Steyn's recipe for subcontinental success
If you had a stencil of the Mona Lisa, would that make you as good as Leonardo da Vinci? Of course not. Even with the exact instructions to create an identical replica of the iconic painting, you are likely to miss something - a speck of light, a touch of shading - simply because you do not have da Vinci's unique skill set.
So if Dale Steyn told the world's bowlers what to do on the subcontinent's stubborn surfaces, would they get the same results he has? Of course not, which may be why, two days before the first Test against India in Mohali, Steyn revealed the secrets behind his unprecedented success in such unfriendly conditions for seamers.
"One of the key things I have done here is to bowl fast," Steyn said. "Pace through the air is really important. With the wickets being on the slow side, anything from 135 down - batters are able to make the adjustment when the ball hits the deck. It's the guys that bowl 145 plus, that really rush batters because it gives them a lot less time to be able to adjust when the ball is reversing or there is a bit of something off the deck. But control is another thing. You have to land the ball in the right area."
That's it then? Pure pace and precision and nothing else? Not quite.
The fear of the fast bowler could force a batsmen into a mistake. Sometimes, the irritation of the accurate bowler could induce an error. Sometimes. But, the rest of the time the bowler has to have a Plan C, which will often involve his fielders.
"We do a lot of homework: who we are playing against and where players get out, especially their last 10 innings. We look at how have they got out and if there is a pattern," Steyn explained.
"It's not rocket science. Jacques Kallis always used to say top of off stump with the odd bouncer to any batter in the world is really difficult and that's generally it. But if you get a guy like Sachin, when you bowl top of off stump, he will hit you through point.
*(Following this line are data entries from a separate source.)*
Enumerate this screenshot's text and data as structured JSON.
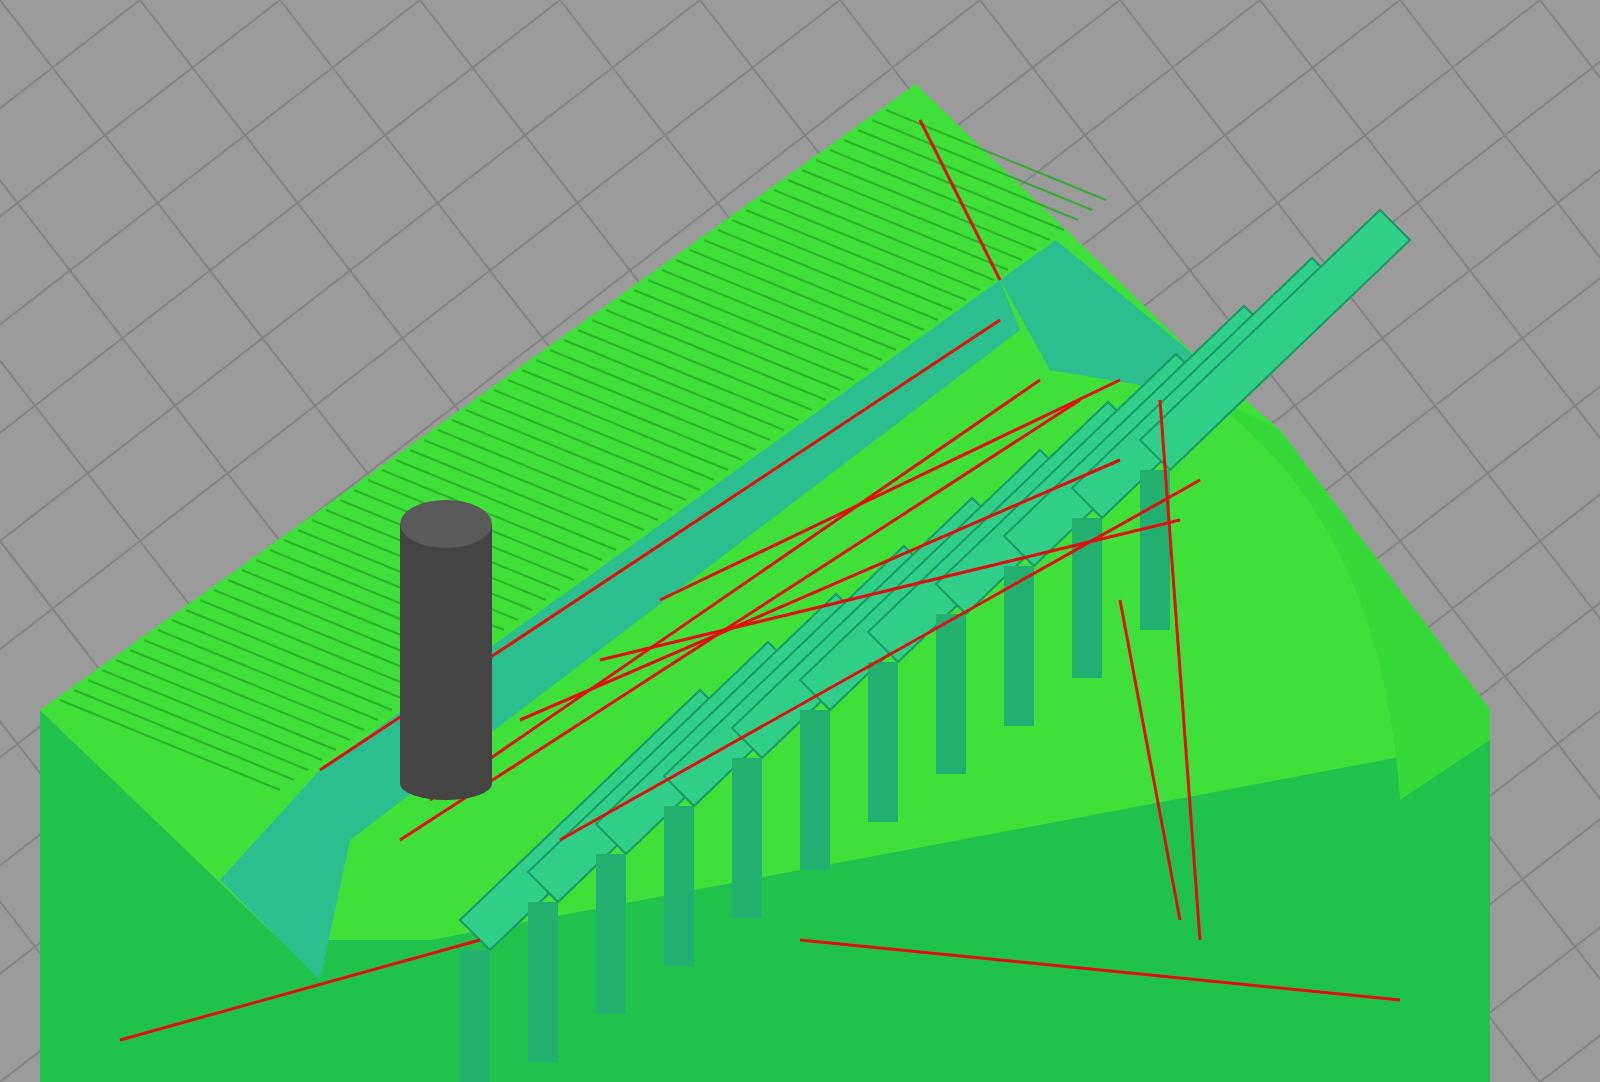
{
  "viewport": {
    "kind": "toolpath-preview"
  }
}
And If you bowl the top off to M Vijay, he will probably hit you through covers, so it's important to know where you want your fielder to be. The delivery stays the same but the batsmen's shot-making will change."
Then come the mind games. "It's about getting into his head a little bit. Maybe looking at his last ten dismissals and if there has been an area where he has got out, maybe caught short midwicket for example, putting a guy there and making him aware that, 'I know that's where you have got out, I know you are uncomfortable getting out there, stats tell me in your last 10 dismissals you've been out there eight times, I am going to put the guy there and I am going to tell you about it and if you get out to him, I am going to laugh at you too."
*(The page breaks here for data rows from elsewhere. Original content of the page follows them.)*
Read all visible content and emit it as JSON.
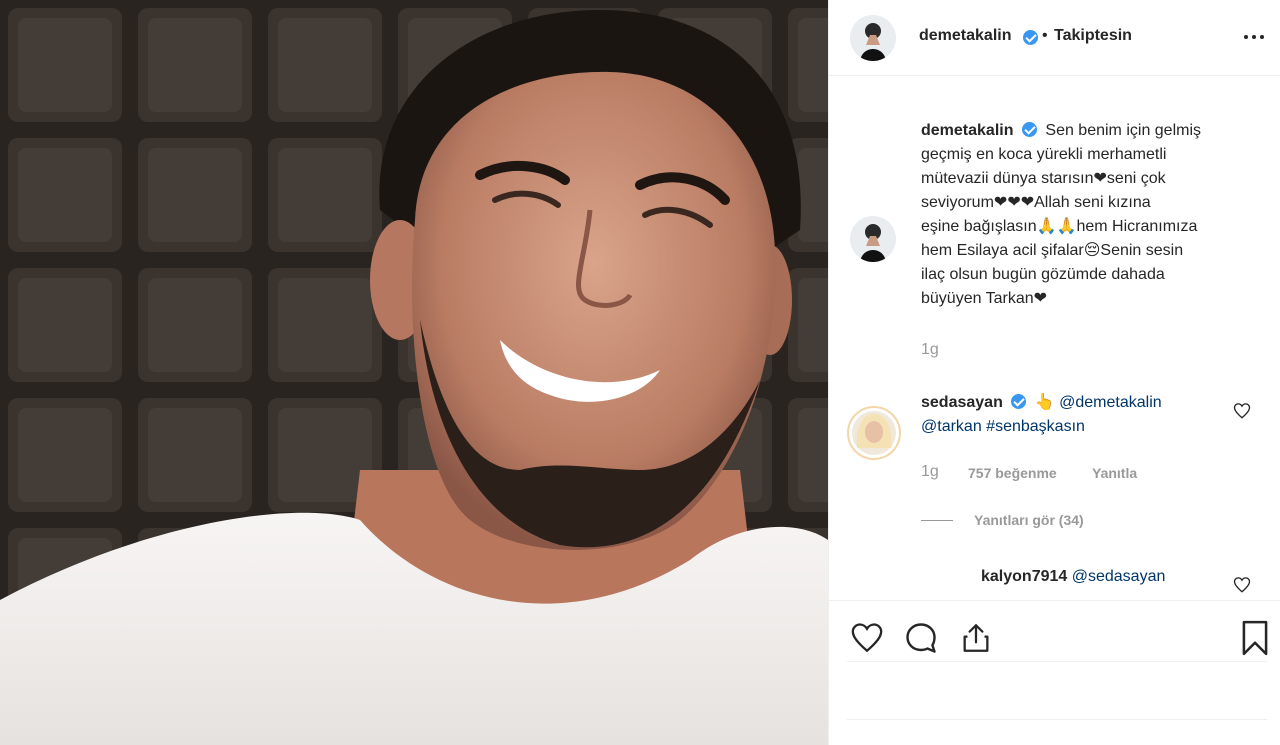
{
  "post": {
    "author": "demetakalin",
    "follow_status": "Takiptesin",
    "separator": "•"
  },
  "caption": {
    "username": "demetakalin",
    "lines": [
      "Sen benim için gelmiş",
      "geçmiş en koca yürekli merhametli",
      "mütevazii dünya starısın❤seni çok",
      "seviyorum❤❤❤Allah seni kızına",
      "eşine bağışlasın🙏🙏hem Hicranımıza",
      "hem Esilaya acil şifalar😔Senin sesin",
      "ilaç olsun bugün gözümde dahada",
      "büyüyen Tarkan❤"
    ],
    "time": "1g"
  },
  "comment": {
    "username": "sedasayan",
    "emoji": "👆",
    "mention1": "@demetakalin",
    "mention2": "@tarkan",
    "hashtag": "#senbaşkasın",
    "time": "1g",
    "likes": "757 beğenme",
    "reply_label": "Yanıtla",
    "view_replies": "Yanıtları gör (34)"
  },
  "reply": {
    "username": "kalyon7914",
    "mention": "@sedasayan"
  },
  "icons": {
    "like": "heart-icon",
    "comment": "comment-icon",
    "share": "share-icon",
    "save": "bookmark-icon",
    "more": "more-dots-icon",
    "verified": "verified-badge-icon"
  },
  "colors": {
    "verified": "#3897f0",
    "mention": "#003569",
    "muted": "#999999",
    "text": "#262626"
  }
}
India's batsmen have been warned that Steyn has done his research but that is not all that should concern them. Steyn also considers himself readier than he may have been at the beginning of the tour, and is even threatening to deliver more overs with more venom than usual in a place where he "loves bowling".
"I tend to bowl better when I've had some bowling under my belt. I've often gone into a first Test a little bit undercooked when I haven't had a series before and then as the series goes on, I tend to get better and better," he said, referring to the benefits of having played the ODIs first.
"And I love bowling in India because the grounds are quite flat. In South Africa, you've got this massive table where it feels like you are running uphill when you have to bowl whereas here it feels like you are on a tartan track, you are running flat. Here you don't have that extra leg workout, you almost feel like you are running downhill all day long - so even though the wickets are not offering you a lot like pace and carry, your run up always feels smoothly the ball tends to always come out quite nicely. You are able to push on all the time."
"It's not like at the Wanderers where at five in the afternoon when you've been bowling all day, now you have to run up this hill to bowl. It's still really difficult but the guys are fit, I understand that's my job and I want to bowl faster in the late afternoon than I did in the morning."
There's the second part of the secret: more pace and precision at the end of the day than at the start. The world's bowlers may know the formula, but how many would be able to put it into practice?
Firdose Moonda is ESPNcricinfo's South Africa correspondent